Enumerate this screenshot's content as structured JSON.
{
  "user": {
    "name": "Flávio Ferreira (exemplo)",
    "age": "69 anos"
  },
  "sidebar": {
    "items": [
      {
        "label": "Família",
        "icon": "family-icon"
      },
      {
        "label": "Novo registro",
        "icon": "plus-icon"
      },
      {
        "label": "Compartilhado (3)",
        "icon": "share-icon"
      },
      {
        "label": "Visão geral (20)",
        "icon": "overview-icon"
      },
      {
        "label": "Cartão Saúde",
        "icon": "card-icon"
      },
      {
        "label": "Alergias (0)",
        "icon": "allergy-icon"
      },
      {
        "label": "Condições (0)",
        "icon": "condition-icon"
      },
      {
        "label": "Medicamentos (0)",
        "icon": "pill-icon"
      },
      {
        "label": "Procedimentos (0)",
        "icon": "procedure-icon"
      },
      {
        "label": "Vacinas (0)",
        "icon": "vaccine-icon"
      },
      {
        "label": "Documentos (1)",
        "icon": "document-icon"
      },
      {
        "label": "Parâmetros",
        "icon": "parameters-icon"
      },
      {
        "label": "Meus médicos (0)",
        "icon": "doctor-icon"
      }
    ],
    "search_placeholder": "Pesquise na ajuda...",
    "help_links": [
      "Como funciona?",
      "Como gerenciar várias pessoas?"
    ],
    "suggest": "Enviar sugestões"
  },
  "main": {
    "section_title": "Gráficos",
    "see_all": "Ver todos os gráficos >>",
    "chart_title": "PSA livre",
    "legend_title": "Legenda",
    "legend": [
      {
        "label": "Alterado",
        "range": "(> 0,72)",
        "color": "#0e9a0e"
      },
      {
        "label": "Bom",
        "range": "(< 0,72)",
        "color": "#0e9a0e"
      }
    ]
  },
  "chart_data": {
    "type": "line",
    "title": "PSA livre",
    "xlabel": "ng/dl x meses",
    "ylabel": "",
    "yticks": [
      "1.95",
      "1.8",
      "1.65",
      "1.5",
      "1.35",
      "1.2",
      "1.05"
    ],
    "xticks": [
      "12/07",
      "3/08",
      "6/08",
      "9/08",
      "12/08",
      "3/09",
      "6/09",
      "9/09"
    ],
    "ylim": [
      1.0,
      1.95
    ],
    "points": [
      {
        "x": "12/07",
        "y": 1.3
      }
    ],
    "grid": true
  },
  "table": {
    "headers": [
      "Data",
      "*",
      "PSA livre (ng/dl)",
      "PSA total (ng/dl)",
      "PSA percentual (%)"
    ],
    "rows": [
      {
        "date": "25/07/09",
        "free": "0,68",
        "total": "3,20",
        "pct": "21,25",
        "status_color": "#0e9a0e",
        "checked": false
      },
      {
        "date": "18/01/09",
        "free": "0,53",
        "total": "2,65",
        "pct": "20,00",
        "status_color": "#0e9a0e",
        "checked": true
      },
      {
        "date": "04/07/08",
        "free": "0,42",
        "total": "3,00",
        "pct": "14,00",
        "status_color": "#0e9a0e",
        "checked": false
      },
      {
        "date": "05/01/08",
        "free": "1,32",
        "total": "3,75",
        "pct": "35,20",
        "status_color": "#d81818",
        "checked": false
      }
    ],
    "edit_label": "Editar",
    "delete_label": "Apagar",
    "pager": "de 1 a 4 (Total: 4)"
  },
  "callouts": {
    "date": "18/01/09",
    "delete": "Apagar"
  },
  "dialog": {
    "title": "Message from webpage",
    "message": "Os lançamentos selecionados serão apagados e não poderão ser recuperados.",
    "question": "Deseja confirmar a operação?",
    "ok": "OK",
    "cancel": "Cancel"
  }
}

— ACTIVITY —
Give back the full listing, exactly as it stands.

— SOLUTION TO THE EXERCISE —
Enumerate this screenshot's content as structured JSON.
{
  "user": {
    "name": "Flávio Ferreira (exemplo)",
    "age": "69 anos"
  },
  "sidebar": {
    "items": [
      {
        "label": "Família",
        "icon": "family-icon"
      },
      {
        "label": "Novo registro",
        "icon": "plus-icon"
      },
      {
        "label": "Compartilhado (3)",
        "icon": "share-icon"
      },
      {
        "label": "Visão geral (20)",
        "icon": "overview-icon"
      },
      {
        "label": "Cartão Saúde",
        "icon": "card-icon"
      },
      {
        "label": "Alergias (0)",
        "icon": "allergy-icon"
      },
      {
        "label": "Condições (0)",
        "icon": "condition-icon"
      },
      {
        "label": "Medicamentos (0)",
        "icon": "pill-icon"
      },
      {
        "label": "Procedimentos (0)",
        "icon": "procedure-icon"
      },
      {
        "label": "Vacinas (0)",
        "icon": "vaccine-icon"
      },
      {
        "label": "Documentos (1)",
        "icon": "document-icon"
      },
      {
        "label": "Parâmetros",
        "icon": "parameters-icon"
      },
      {
        "label": "Meus médicos (0)",
        "icon": "doctor-icon"
      }
    ],
    "search_placeholder": "Pesquise na ajuda...",
    "help_links": [
      "Como funciona?",
      "Como gerenciar várias pessoas?"
    ],
    "suggest": "Enviar sugestões"
  },
  "main": {
    "section_title": "Gráficos",
    "see_all": "Ver todos os gráficos >>",
    "chart_title": "PSA livre",
    "legend_title": "Legenda",
    "legend": [
      {
        "label": "Alterado",
        "range": "(> 0,72)",
        "color": "#0e9a0e"
      },
      {
        "label": "Bom",
        "range": "(< 0,72)",
        "color": "#0e9a0e"
      }
    ]
  },
  "chart_data": {
    "type": "line",
    "title": "PSA livre",
    "xlabel": "ng/dl x meses",
    "ylabel": "",
    "yticks": [
      "1.95",
      "1.8",
      "1.65",
      "1.5",
      "1.35",
      "1.2",
      "1.05"
    ],
    "xticks": [
      "12/07",
      "3/08",
      "6/08",
      "9/08",
      "12/08",
      "3/09",
      "6/09",
      "9/09"
    ],
    "ylim": [
      1.0,
      1.95
    ],
    "points": [
      {
        "x": "12/07",
        "y": 1.3
      }
    ],
    "grid": true
  },
  "table": {
    "headers": [
      "Data",
      "*",
      "PSA livre (ng/dl)",
      "PSA total (ng/dl)",
      "PSA percentual (%)"
    ],
    "rows": [
      {
        "date": "25/07/09",
        "free": "0,68",
        "total": "3,20",
        "pct": "21,25",
        "status_color": "#0e9a0e",
        "checked": false
      },
      {
        "date": "18/01/09",
        "free": "0,53",
        "total": "2,65",
        "pct": "20,00",
        "status_color": "#0e9a0e",
        "checked": true
      },
      {
        "date": "04/07/08",
        "free": "0,42",
        "total": "3,00",
        "pct": "14,00",
        "status_color": "#0e9a0e",
        "checked": false
      },
      {
        "date": "05/01/08",
        "free": "1,32",
        "total": "3,75",
        "pct": "35,20",
        "status_color": "#d81818",
        "checked": false
      }
    ],
    "edit_label": "Editar",
    "delete_label": "Apagar",
    "pager": "de 1 a 4 (Total: 4)"
  },
  "callouts": {
    "date": "18/01/09",
    "delete": "Apagar"
  },
  "dialog": {
    "title": "Message from webpage",
    "message": "Os lançamentos selecionados serão apagados e não poderão ser recuperados.",
    "question": "Deseja confirmar a operação?",
    "ok": "OK",
    "cancel": "Cancel"
  }
}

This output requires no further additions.